#### Excerpted records
*** Begin section ***
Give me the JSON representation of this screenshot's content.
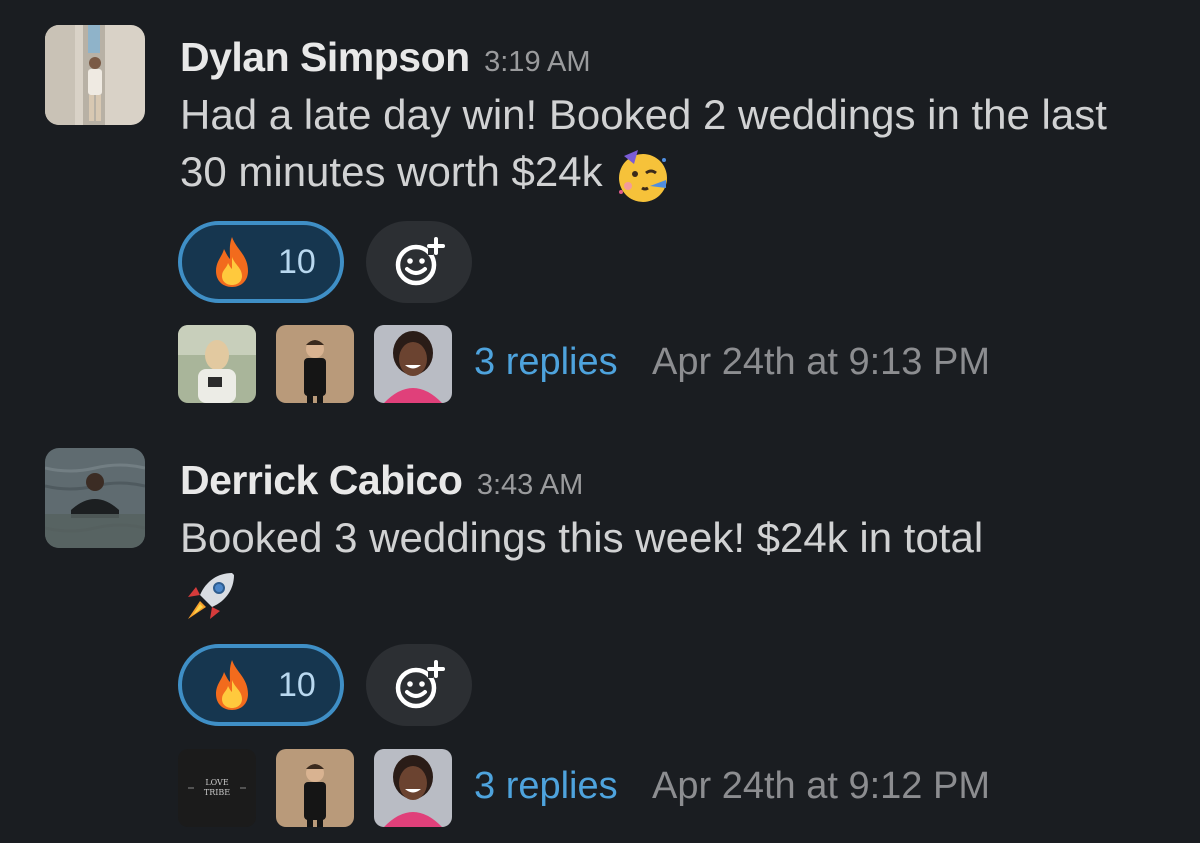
{
  "messages": [
    {
      "author": "Dylan Simpson",
      "time": "3:19 AM",
      "text": "Had a late day win! Booked 2 weddings in the last 30 minutes worth $24k",
      "emoji": "partying-face-icon",
      "reaction": {
        "emoji": "fire-icon",
        "count": "10"
      },
      "thread": {
        "replies": "3 replies",
        "last_reply": "Apr 24th at 9:13 PM"
      }
    },
    {
      "author": "Derrick Cabico",
      "time": "3:43 AM",
      "text": "Booked 3 weddings this week! $24k in total",
      "emoji": "rocket-icon",
      "reaction": {
        "emoji": "fire-icon",
        "count": "10"
      },
      "thread": {
        "replies": "3 replies",
        "last_reply": "Apr 24th at 9:12 PM"
      },
      "logo_avatar_text": "LOVE TRIBE"
    }
  ],
  "colors": {
    "background": "#1a1d21",
    "link": "#4ea3dd",
    "reaction_border": "#3f8fc6",
    "reaction_bg": "#16364f"
  }
}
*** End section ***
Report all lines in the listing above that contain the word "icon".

#### Answer to the exercise
      "emoji": "partying-face-icon",
        "emoji": "fire-icon",
      "emoji": "rocket-icon",
        "emoji": "fire-icon",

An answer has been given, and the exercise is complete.